- _What to produce_: Extract the lines that carry the string "Science" from the listing.

- _Exercise input_:
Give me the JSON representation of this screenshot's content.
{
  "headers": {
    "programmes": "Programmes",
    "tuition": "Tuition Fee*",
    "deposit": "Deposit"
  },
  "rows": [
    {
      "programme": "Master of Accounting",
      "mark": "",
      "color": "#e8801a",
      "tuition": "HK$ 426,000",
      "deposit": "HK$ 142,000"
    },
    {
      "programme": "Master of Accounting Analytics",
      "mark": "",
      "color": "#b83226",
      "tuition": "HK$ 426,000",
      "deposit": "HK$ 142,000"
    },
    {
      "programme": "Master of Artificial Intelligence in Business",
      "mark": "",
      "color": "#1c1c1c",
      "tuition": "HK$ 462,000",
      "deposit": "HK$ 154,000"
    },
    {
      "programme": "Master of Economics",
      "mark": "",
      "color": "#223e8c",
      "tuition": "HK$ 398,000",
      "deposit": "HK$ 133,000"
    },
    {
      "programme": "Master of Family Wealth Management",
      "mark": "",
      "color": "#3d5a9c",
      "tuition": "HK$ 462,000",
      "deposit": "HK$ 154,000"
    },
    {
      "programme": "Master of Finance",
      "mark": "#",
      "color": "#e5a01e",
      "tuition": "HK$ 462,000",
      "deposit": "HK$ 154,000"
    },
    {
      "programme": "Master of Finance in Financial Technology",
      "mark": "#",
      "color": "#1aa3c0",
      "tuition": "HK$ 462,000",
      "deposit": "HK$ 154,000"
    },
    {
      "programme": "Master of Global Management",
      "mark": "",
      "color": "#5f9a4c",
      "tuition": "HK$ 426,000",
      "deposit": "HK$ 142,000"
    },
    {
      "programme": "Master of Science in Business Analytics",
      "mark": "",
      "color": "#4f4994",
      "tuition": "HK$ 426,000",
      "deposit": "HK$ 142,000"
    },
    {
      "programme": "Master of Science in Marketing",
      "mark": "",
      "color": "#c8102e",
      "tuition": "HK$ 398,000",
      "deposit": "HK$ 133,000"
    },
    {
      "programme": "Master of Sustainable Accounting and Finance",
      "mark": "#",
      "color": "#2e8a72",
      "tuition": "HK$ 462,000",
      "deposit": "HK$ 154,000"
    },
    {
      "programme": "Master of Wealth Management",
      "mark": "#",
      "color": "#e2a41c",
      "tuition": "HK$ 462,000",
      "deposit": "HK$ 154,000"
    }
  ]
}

- _Result_:
      "programme": "Master of Science in Business Analytics",
      "programme": "Master of Science in Marketing",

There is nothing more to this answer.